I’ve been trying to think about what it is in this cultural setting that makes us ‘unclean’ in the eyes of others or ourselves. What barriers have we erected in the name of holiness. For Jesus disciples and the Pharisees the issue was hand washing (and spending time with tax collectors and prostitutes, and picking grain on the Sabbath and many other infractions. It made me think of how AIDS was perceived 15 or 20 years ago – something you might be able to catch just from being in the same room as someone. Is it, for us, being too closely associated with a republican? A bit of a joke…although Joe pointed out a series of signs to me recently with sayings like “Republicans are a disease” and “Republicans: party of hate” – we particularly thought that one was being somewhat hypocritical.

Last Sunday we approved a motion to hire a Community Minister to be a part of our ministry team. This is something I’m really excited about being a part of. It is wonderful to be a part of a congregation that places priority for its ministry not only to congregation but to community. We are involved in myriad service professions, organizations, non-profits etc. In this way our professional hearts reflect our hands. I hope that putting a ‘professional’ care provider in charge of the community ministry doesn’t make us feel like it’s not our responsibility any more (I know I am in danger of feeling that way.) I sometimes wonder if the good intentions and involvements outweigh the one in whose name we do them. It is important that as we seek to do the work of Jesus in the world, we name our source.

It is also important to continue to make worship and renewal in Christ a priority as well. James says that looking at the law and then not following it is like someone who looks in a mirror and then immediately forgets what he or she looks like. In a way we follow the law but forget the mirror. Cosmetics magnate Esteé Lauder once said that “a good mirror is the most important accessory in a woman’s life.” She is right, but for the reason other than she thinks! All of us—women and men—need a good mirror that will help us see ourselves as we really are. James reminds us that there is only one mirror that shows forth our true reflection: the gospel of Jesus Christ. In that mirror, which James holds before us, we see who we are in the light of God’s love and what we are meant to be. It is in worship and the life of the gathered church that the intent and purpose of Christ are made clear to us – so that when we go away we are still holding the memory of Christ’s image.

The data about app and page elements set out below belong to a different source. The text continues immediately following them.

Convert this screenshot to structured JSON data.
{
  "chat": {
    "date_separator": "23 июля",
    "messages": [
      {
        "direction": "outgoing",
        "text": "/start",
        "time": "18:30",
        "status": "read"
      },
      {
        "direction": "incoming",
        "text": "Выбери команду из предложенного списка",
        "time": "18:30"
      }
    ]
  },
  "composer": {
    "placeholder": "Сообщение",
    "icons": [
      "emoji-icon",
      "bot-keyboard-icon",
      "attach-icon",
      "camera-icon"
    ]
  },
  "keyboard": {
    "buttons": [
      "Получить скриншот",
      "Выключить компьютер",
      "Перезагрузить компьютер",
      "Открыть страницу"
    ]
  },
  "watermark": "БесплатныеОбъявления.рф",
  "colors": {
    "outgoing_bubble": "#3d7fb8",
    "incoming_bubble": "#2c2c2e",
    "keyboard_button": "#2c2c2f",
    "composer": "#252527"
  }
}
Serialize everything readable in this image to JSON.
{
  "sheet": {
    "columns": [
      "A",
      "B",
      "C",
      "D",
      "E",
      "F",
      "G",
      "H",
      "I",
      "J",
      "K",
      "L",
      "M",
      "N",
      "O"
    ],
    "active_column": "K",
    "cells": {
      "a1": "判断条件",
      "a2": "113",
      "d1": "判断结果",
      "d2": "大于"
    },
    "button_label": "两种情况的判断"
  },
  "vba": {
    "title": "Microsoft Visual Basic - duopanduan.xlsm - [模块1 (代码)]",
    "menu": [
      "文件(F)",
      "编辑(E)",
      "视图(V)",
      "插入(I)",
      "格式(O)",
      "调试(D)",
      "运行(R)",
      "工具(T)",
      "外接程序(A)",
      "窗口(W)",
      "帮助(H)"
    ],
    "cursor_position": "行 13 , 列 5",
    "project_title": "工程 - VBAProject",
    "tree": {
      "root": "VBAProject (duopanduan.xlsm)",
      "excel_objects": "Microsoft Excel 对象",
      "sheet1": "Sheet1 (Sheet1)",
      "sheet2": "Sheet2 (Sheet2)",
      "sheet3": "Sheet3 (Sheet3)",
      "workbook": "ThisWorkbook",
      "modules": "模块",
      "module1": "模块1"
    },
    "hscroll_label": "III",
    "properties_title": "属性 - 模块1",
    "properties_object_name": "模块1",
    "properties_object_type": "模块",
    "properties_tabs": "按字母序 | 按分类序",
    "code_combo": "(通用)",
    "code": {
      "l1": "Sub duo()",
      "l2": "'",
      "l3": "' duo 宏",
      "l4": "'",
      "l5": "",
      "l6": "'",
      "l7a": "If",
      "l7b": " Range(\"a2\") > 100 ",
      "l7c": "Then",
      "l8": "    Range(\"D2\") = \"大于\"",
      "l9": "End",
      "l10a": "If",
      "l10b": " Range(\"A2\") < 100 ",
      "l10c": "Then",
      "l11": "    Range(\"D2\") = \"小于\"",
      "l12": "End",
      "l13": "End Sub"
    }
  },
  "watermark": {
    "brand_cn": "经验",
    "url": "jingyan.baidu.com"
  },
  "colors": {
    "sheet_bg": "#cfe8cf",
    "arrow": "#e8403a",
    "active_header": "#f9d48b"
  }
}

Jesus is asking for transparency. He is asking for the inside to match the outside and for his followers to be neither the black kettle filled with clear intentions, nor the sparkling teapot filled with much and grime. He asks us to be clear and full and transparent and then nothing can make us unclean.